- _Task details_: Restate every record that follows, keeping it exact.

(The data Opens)

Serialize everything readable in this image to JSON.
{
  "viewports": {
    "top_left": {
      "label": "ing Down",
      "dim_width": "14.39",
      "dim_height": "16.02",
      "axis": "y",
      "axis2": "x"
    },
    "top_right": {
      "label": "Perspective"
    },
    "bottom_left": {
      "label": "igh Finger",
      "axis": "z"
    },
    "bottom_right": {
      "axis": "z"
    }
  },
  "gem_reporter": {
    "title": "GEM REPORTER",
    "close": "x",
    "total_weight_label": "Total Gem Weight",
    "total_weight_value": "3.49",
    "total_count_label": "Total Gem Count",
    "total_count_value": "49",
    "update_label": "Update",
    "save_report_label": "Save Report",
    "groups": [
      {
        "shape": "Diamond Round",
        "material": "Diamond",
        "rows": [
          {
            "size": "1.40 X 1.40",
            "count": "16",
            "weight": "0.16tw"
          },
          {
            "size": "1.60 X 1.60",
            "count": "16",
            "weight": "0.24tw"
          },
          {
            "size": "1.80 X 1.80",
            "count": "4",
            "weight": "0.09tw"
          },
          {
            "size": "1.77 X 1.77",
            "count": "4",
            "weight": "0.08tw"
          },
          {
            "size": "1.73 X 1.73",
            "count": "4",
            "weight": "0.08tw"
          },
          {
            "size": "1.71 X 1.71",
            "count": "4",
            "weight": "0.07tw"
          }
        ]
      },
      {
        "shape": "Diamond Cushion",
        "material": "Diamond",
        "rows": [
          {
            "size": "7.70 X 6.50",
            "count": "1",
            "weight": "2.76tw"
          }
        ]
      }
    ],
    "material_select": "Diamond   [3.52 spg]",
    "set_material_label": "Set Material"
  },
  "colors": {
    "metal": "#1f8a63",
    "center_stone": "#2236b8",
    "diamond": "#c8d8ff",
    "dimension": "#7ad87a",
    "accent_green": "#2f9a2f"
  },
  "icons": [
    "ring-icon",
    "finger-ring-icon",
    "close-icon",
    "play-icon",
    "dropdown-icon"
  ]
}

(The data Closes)

- _Response to the task_:
Serialize everything readable in this image to JSON.
{
  "viewports": {
    "top_left": {
      "label": "ing Down",
      "dim_width": "14.39",
      "dim_height": "16.02",
      "axis": "y",
      "axis2": "x"
    },
    "top_right": {
      "label": "Perspective"
    },
    "bottom_left": {
      "label": "igh Finger",
      "axis": "z"
    },
    "bottom_right": {
      "axis": "z"
    }
  },
  "gem_reporter": {
    "title": "GEM REPORTER",
    "close": "x",
    "total_weight_label": "Total Gem Weight",
    "total_weight_value": "3.49",
    "total_count_label": "Total Gem Count",
    "total_count_value": "49",
    "update_label": "Update",
    "save_report_label": "Save Report",
    "groups": [
      {
        "shape": "Diamond Round",
        "material": "Diamond",
        "rows": [
          {
            "size": "1.40 X 1.40",
            "count": "16",
            "weight": "0.16tw"
          },
          {
            "size": "1.60 X 1.60",
            "count": "16",
            "weight": "0.24tw"
          },
          {
            "size": "1.80 X 1.80",
            "count": "4",
            "weight": "0.09tw"
          },
          {
            "size": "1.77 X 1.77",
            "count": "4",
            "weight": "0.08tw"
          },
          {
            "size": "1.73 X 1.73",
            "count": "4",
            "weight": "0.08tw"
          },
          {
            "size": "1.71 X 1.71",
            "count": "4",
            "weight": "0.07tw"
          }
        ]
      },
      {
        "shape": "Diamond Cushion",
        "material": "Diamond",
        "rows": [
          {
            "size": "7.70 X 6.50",
            "count": "1",
            "weight": "2.76tw"
          }
        ]
      }
    ],
    "material_select": "Diamond   [3.52 spg]",
    "set_material_label": "Set Material"
  },
  "colors": {
    "metal": "#1f8a63",
    "center_stone": "#2236b8",
    "diamond": "#c8d8ff",
    "dimension": "#7ad87a",
    "accent_green": "#2f9a2f"
  },
  "icons": [
    "ring-icon",
    "finger-ring-icon",
    "close-icon",
    "play-icon",
    "dropdown-icon"
  ]
}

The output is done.